One day after the U.S. Federal Reserve announced a decision to spend an additional $600 billion on easing, The Bank of England has opted to leave rates where they are , and not to escalate its own quantitative easing policy.
The growth situation has been gradually improving in the U.K., posting a reasonably strong number of .8% this past quarter. But inflation is well ahead of the 3.1% annualized target. And there have been warnings from retailers that higher raw goods prices are beginning to creep into the price of finished products.
It's worth remarking that, overall, fears of inflation are higher among the British people than they are in the United States.
In the mid-1970s, The U.K. experienced a ruinously high inflation rate of nearly 25% per year — and that memory is deeply seared into the DNA memory of the British public. Even at its worst — during the miserable malaise era of Jimmy Carter — inflation the United States remained well under 15%. That's nearly 10% lower than what the British had endured just a few years earlier.

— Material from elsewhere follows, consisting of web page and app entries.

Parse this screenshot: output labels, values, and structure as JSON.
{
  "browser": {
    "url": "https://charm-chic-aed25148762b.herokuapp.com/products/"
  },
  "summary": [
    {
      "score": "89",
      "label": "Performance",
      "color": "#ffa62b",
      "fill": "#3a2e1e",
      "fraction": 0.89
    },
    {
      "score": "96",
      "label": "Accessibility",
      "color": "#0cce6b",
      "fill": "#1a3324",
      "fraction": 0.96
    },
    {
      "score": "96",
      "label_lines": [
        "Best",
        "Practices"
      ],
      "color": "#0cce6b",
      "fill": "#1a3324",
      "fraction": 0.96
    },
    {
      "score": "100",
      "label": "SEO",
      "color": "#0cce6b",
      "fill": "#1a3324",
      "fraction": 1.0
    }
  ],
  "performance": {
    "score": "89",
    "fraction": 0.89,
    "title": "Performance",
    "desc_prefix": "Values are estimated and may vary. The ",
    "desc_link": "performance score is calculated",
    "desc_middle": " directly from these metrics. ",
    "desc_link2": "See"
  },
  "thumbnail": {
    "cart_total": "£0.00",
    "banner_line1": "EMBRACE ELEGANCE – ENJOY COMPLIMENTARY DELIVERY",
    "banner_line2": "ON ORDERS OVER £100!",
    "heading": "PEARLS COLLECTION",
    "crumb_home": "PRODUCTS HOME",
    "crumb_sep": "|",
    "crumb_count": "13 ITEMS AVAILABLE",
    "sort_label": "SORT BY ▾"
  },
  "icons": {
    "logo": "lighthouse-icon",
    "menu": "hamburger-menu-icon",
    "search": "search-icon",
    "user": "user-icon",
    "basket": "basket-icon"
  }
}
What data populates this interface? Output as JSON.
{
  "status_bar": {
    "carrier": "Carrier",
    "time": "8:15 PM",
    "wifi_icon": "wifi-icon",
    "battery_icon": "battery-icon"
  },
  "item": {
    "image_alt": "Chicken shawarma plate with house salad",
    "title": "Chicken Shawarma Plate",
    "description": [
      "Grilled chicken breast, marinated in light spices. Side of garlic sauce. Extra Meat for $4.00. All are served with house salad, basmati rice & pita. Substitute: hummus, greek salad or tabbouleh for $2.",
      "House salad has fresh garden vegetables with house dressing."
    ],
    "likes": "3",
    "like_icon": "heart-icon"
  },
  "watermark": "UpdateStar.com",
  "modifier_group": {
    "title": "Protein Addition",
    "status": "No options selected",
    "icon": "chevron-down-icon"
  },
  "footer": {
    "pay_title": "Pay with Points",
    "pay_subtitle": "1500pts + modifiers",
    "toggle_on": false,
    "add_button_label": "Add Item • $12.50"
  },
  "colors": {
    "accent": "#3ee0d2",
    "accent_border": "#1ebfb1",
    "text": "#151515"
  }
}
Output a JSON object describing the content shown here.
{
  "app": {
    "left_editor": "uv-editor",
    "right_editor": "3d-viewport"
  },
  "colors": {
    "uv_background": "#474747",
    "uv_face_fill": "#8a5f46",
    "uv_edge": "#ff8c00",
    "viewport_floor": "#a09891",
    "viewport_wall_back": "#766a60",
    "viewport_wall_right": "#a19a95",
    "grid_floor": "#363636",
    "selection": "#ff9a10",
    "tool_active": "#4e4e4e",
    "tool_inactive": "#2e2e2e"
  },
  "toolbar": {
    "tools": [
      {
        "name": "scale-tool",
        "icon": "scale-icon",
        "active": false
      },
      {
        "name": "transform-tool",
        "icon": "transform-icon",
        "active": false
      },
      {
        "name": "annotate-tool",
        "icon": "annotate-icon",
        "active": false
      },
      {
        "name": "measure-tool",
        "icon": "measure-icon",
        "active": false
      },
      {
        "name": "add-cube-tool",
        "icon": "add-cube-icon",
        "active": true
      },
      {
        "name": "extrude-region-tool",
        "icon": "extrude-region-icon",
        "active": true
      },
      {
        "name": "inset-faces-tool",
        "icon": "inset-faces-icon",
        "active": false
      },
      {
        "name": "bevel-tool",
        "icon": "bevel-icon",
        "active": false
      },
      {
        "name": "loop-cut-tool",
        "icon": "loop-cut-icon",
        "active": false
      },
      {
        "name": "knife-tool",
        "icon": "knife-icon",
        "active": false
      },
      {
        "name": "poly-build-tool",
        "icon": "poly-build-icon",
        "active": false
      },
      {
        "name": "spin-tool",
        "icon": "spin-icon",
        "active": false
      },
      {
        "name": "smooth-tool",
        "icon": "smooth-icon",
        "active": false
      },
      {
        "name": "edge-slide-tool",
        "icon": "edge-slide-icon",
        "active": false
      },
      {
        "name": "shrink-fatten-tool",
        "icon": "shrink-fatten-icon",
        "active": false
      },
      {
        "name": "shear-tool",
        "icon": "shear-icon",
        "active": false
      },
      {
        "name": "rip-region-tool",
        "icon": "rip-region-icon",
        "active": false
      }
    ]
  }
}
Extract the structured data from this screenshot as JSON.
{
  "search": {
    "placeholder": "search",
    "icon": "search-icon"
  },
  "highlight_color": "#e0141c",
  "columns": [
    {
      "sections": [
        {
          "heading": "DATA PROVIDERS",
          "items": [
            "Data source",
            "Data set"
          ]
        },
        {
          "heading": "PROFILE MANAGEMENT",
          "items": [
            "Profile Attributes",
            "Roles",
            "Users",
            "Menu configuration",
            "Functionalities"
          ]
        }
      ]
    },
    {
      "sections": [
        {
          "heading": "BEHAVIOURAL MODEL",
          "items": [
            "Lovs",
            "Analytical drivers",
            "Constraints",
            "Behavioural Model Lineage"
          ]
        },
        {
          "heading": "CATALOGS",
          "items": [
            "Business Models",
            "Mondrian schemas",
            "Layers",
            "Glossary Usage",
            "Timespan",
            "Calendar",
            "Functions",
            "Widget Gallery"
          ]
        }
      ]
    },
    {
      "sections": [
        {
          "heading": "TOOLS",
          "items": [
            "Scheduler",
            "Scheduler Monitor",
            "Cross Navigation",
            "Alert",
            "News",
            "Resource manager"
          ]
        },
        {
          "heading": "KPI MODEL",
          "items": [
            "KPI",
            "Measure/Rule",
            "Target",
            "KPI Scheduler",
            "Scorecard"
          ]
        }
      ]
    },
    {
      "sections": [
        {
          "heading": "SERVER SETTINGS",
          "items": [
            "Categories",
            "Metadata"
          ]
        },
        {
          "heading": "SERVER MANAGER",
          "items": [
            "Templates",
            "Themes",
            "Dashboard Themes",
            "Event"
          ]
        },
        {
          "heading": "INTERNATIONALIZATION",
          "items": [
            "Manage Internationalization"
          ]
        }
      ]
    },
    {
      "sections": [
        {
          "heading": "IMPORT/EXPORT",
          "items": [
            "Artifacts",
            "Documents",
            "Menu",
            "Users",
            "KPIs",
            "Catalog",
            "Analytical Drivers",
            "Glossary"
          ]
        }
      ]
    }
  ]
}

Perhaps we have lessons to learn from our stoical brethren on the other side of The Pond?
The hard fought battle last summer over derivatives regulation reform may be about to be replayed—but this time one of the strongest proponents of stricter legislation will be absent on the field of battle.
Democratic Senator Blanche Lincoln became a staunch advocate of derivatives reform while facing a primary challenge from her party's left. Many thought that she would soften her stance on derivatives following her primary victory, especially because even many Democrats thought her proposals went too far.
Instead, she stuck to her guns, proposing amendments to Dodd-Frank that limited the ability of banks to engage in proprietary trading of derivates, forcing them to spin-off or separately capitalize derivatives trading desks. A slightly modified compromise version of this proposal made it into the final bill, albeit with an implementation time table that stretched out for years.
Prameela Nagaraj holds a bachelor's degree from the State University of New York at Binghamton. Since graduating in 1997, she has held regulatory paralegal positions at UBS and Merrill Lynch. But, you won't find her working for a financial services firm now. Nagaraj starts this week as a seasonal salesperson at a Coach Outlet Store in New Jersey.
"This job is from November third until January fifth. The day of the interview it was made clear this was only seasonal work. But, I hope this job opens a door for me... after a long time of looking and being frustrated. " says Nagaraj.
Nagaraj isn't alone.
Bill Ackman also tells CNBC that Allergan's poison-pill defense doesn't make his takeover bid more difficult.
The bull market is seeing the equivalent of its first gray hairs and the proof is in Tuesday's blast of merger activity.
Greenlight Capital supports the subject of the book 'Flash Boys' and thinks investors should consider routing orders there.